5. Clothes will react in a like manner (squash and stretch) and will enhance the gesture. Manipulation of the wrinkles, lumps, bulges, folds, seams will enhance the gesture. "A real solid, expressive, sparkly drawing in one where the clothing is doing what the body is causing it to do."
7. A pose is always doing an action, even sitting.
8. Avoid tangents. (Lines meeting at the same point. It's the death to depth. (I'll address this later with examples)
9. Draw with verbs not nouns. Add adverbs for drama. (Example: Don't just draw the body part...arm, elbow, hair. Instead portray a woman "bending" over, "stretching" her arms to dry her "wet" hair.)
10. Gesture drawing will solidify your understanding of the pose. You can work out the pose, modify, elaborate, change it to 'tell' your story more effectively. Better planning before you start your portrait.
Gesture drawings can range from capturing the mass of the figure, to contours, to simple stick figures. The purpose is to capture the essence of the pose.
You can see in my drawings that I've repeated a pose several times. They go from fairly detailed gestures to simple stick figures. Each one trying to understand the pose.
So how can gesture drawing help you draw realistically?

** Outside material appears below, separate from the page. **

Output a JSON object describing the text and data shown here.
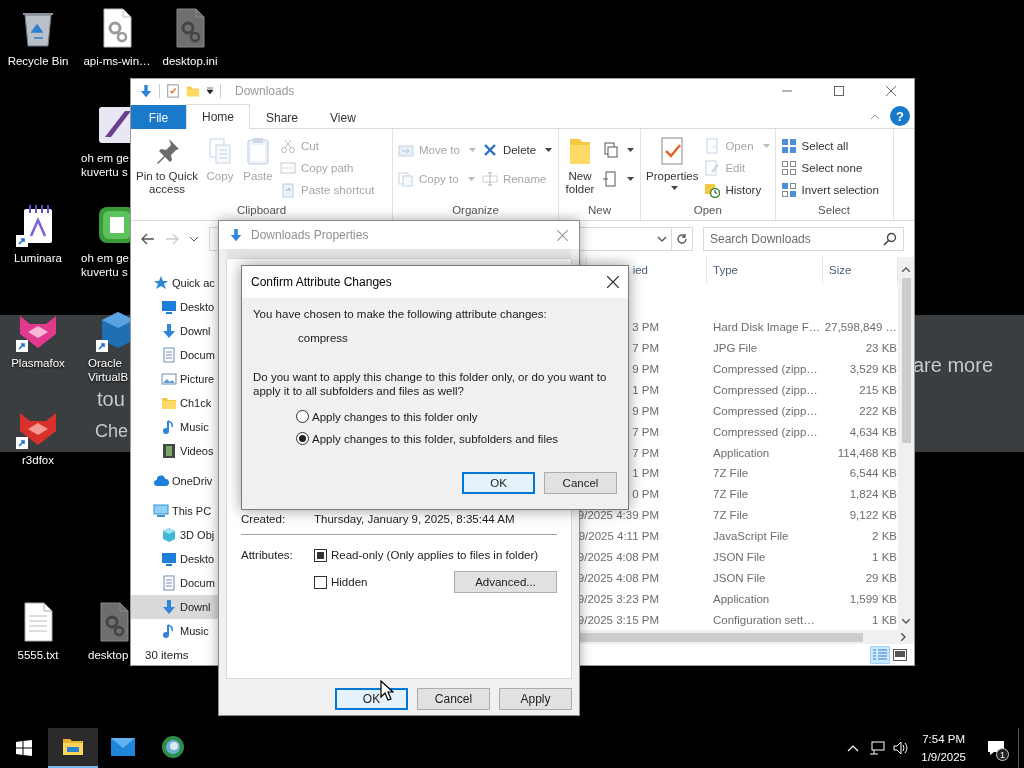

Just think of the powerful impact of understanding anatomy and applying creative energy/essence of gesture drawing on your drawings. Your portraits will come 'alive' on the paper!